In conclusion, the goal is to evaluate what your goals in system building are and buy toward that goal. Getting the full range out of a system is cool but not really needed for the majority of music listening. You will get better sound for your money if pull back from a full range systems and build for specific goals rather than going for a mega system. But if you have the money and desire, go for it.

Now lets apply this to speaker building:
Look at the chart below. The green areas represent "Joe driver's" optimal operating range. The yellow areas represent the driver's extended range or less than optimal range (see disclaimer below). The lighter purple areas extend the instrument range to include rarely played notes, say the first and last 10 keys on the piano. Comparing the instrument range vs. the driver ranges, you should get an idea of the speaker building problem: no driver does everything well.

You can see why 6.5" two-ways are so popular. Almost any 6.5" driver can fill out the mid range, but the trick is getting a driver to do it well while allowing enough room for the next driver to take over. A 6.5" driver may be into its distortion range at the upper end, the lower end or both. Every driver is going to have a shortcoming at one end or the other. We are stuck between having a driver fall short in one area or adding drivers and crossover parts to try and blend them.

Take a look at the white papers from Linkwitz lab. Mr. Linkwitz was just looking for low distortion drivers, but his results support: 1) finding a driver to handle a large portion of the listening range is difficult, 2) expensive drivers measure better in a broader range, 3) smaller drivers measure better in the higher ranges while larger drivers measure better in the lower ranges. We all know this intuitively but it is nice to see someone use rocket science to get there.

Not only must have range extension to get to the next driver, the drivers must transition smoothly with like sound or you will hear the change-over, especially in the transition from mid to harmonics. In my mind, the order of difficulty is: Mid to Harmonics, Mid to Bass, Harmonics to Airiness. The larger the driver the harder it will be to blend upward, the smaller the driver the harder it will be to blend downward.

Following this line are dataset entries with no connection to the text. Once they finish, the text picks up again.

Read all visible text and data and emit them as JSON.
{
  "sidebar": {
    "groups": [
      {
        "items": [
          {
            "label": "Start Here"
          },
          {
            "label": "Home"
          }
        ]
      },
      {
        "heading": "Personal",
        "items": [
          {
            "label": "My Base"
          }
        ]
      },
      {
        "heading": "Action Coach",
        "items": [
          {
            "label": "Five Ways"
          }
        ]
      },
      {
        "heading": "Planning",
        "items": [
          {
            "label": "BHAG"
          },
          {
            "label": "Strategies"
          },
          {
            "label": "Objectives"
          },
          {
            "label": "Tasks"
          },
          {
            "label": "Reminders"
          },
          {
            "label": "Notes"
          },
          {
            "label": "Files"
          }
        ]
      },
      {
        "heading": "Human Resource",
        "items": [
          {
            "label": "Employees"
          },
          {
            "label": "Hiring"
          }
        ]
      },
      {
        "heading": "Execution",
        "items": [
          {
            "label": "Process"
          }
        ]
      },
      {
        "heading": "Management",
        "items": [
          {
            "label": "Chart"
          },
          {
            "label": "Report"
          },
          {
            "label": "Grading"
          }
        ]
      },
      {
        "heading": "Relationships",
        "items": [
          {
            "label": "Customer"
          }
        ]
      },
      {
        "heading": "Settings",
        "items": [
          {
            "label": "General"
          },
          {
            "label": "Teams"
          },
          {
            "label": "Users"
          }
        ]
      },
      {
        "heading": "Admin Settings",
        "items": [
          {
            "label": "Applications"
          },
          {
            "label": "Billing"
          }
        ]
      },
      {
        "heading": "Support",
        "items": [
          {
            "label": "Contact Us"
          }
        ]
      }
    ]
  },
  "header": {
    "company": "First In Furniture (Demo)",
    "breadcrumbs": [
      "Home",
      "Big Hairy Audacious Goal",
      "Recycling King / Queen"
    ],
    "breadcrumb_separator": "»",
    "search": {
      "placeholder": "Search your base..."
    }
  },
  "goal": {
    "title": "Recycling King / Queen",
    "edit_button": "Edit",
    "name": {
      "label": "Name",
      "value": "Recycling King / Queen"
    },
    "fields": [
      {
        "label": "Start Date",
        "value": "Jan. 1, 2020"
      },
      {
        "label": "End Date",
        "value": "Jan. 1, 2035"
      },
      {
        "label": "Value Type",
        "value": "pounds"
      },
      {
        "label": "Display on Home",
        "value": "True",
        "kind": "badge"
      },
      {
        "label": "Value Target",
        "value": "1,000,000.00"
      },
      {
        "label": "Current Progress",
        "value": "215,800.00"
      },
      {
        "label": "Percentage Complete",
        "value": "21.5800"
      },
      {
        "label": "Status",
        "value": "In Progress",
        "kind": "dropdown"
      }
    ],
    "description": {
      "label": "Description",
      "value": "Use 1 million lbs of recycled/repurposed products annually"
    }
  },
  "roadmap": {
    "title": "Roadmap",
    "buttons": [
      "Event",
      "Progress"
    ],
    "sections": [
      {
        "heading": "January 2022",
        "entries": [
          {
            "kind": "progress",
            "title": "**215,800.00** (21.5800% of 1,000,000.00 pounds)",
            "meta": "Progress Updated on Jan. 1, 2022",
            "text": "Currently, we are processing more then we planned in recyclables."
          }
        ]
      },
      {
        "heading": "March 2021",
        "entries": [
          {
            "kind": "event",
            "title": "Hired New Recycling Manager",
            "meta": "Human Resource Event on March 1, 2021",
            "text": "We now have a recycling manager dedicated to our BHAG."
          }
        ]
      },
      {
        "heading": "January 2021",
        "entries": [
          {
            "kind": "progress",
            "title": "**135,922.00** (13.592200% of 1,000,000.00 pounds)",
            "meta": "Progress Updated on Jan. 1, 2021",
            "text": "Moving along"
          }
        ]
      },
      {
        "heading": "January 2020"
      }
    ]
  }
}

This whole line of thinking really supports the idea of building kits when starting this hobby. The kit designer will have already done the work in choosing drivers that match and designing a cross-over. Going it alone can be fun but it will be harder and good results will take longer.

Disclaimer: This chart is for conceptual use. I chose four octaves plus one octave for the distortion/roll-off range. This is to define the best operating range for any "Joe driver". Clearly this does not present all drivers in any size group. Many drivers have a broader operating range than the six octaves shown, particularly very expensive drivers and really cheap drivers ;) A driver's published range is usually the mechanical limit, not the distortion limit. Before you write me to tell me I am nuts, consider two questions: 1) how far below the f3 are most drivers at the bottom of the yellow range; 2) how bad is the off axis at the top of the yellow range? And please don't write me about your 4" driver that goes to 20Hz in a TL.